Try it:
Only the line with "Read all visible content and emit it as JSON." and the lines after it, to the end of the data, should appear in the answer, each reproduced exactly.

Records for this task:
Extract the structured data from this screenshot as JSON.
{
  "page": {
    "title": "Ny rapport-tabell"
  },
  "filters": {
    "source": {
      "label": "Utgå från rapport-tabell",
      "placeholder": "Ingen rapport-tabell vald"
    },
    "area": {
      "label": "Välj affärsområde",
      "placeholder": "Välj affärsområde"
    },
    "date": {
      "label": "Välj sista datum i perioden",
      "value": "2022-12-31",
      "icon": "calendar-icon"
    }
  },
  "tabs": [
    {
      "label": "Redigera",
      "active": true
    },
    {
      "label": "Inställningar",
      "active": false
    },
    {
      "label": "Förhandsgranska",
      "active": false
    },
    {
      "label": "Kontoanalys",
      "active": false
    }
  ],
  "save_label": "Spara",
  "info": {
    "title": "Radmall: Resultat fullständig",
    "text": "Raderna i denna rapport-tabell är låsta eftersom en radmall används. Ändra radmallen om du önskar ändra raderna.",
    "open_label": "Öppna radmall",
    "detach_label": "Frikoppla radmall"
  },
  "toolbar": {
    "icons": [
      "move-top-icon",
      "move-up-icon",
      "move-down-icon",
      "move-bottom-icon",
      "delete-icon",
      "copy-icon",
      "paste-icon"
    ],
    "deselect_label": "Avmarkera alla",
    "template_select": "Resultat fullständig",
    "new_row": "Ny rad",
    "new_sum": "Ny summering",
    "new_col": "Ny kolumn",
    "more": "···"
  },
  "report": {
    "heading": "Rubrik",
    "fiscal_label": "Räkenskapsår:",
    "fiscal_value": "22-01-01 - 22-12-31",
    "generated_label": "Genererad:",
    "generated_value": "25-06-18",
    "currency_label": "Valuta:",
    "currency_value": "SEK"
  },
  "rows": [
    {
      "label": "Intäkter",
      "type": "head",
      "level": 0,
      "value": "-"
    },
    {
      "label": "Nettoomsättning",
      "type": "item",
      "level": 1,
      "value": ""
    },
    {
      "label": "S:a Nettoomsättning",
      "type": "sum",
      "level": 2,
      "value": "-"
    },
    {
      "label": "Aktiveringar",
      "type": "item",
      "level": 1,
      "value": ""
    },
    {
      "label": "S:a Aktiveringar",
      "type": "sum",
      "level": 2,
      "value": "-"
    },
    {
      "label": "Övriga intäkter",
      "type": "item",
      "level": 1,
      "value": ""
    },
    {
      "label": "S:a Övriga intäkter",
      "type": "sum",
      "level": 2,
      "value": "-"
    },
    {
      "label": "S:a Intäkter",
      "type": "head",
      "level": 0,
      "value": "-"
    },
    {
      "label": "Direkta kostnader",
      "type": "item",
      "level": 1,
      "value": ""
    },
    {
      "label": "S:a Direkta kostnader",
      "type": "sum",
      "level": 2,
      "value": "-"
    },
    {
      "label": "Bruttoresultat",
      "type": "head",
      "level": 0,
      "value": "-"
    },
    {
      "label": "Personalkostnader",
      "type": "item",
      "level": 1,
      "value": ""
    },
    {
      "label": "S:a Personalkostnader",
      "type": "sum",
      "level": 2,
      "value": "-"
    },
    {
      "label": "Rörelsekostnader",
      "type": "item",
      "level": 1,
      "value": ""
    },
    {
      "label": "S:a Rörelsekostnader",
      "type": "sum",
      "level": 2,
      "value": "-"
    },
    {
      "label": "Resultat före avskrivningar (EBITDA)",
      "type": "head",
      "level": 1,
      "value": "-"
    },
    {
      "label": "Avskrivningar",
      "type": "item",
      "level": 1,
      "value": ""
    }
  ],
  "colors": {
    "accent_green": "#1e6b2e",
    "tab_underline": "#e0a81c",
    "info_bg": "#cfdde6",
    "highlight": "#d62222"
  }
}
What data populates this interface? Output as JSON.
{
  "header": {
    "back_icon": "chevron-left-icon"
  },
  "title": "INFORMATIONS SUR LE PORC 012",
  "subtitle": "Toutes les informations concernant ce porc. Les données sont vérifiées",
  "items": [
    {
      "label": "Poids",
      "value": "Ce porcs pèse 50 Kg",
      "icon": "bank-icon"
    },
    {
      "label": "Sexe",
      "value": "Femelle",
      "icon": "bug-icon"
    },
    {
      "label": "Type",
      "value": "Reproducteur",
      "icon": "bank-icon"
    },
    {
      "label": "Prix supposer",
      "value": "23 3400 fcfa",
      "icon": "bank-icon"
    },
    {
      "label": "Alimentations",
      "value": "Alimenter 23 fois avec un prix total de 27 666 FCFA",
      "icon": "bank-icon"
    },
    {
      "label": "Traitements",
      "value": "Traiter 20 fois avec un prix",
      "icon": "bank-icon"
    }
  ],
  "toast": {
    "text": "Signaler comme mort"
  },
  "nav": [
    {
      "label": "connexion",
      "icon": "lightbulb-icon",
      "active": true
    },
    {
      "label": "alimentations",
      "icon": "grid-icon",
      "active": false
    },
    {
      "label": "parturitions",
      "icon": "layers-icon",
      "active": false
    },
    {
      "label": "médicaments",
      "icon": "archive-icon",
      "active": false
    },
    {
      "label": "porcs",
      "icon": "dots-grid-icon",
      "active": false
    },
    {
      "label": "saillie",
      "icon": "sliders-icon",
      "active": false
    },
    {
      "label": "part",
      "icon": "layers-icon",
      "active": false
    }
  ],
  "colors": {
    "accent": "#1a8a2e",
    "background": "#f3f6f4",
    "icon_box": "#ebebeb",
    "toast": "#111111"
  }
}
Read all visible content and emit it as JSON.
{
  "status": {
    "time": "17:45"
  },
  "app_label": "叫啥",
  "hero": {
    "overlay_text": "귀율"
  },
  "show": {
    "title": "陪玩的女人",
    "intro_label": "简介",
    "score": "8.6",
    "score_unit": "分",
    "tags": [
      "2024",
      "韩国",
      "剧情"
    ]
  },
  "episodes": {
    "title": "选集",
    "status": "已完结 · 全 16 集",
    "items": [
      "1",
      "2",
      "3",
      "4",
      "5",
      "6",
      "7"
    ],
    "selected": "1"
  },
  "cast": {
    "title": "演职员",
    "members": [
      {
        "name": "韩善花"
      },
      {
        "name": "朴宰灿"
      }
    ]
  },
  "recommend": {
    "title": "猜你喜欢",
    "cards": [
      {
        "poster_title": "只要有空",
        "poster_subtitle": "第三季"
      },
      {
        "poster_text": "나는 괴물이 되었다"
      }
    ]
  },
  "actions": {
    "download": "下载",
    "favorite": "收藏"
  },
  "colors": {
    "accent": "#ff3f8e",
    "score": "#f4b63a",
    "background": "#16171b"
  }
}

Response to the task:
Read all visible content and emit it as JSON.
{
  "status": {
    "time": "17:45"
  },
  "app_label": "叫啥",
  "hero": {
    "overlay_text": "귀율"
  },
  "show": {
    "title": "陪玩的女人",
    "intro_label": "简介",
    "score": "8.6",
    "score_unit": "分",
    "tags": [
      "2024",
      "韩国",
      "剧情"
    ]
  },
  "episodes": {
    "title": "选集",
    "status": "已完结 · 全 16 集",
    "items": [
      "1",
      "2",
      "3",
      "4",
      "5",
      "6",
      "7"
    ],
    "selected": "1"
  },
  "cast": {
    "title": "演职员",
    "members": [
      {
        "name": "韩善花"
      },
      {
        "name": "朴宰灿"
      }
    ]
  },
  "recommend": {
    "title": "猜你喜欢",
    "cards": [
      {
        "poster_title": "只要有空",
        "poster_subtitle": "第三季"
      },
      {
        "poster_text": "나는 괴물이 되었다"
      }
    ]
  },
  "actions": {
    "download": "下载",
    "favorite": "收藏"
  },
  "colors": {
    "accent": "#ff3f8e",
    "score": "#f4b63a",
    "background": "#16171b"
  }
}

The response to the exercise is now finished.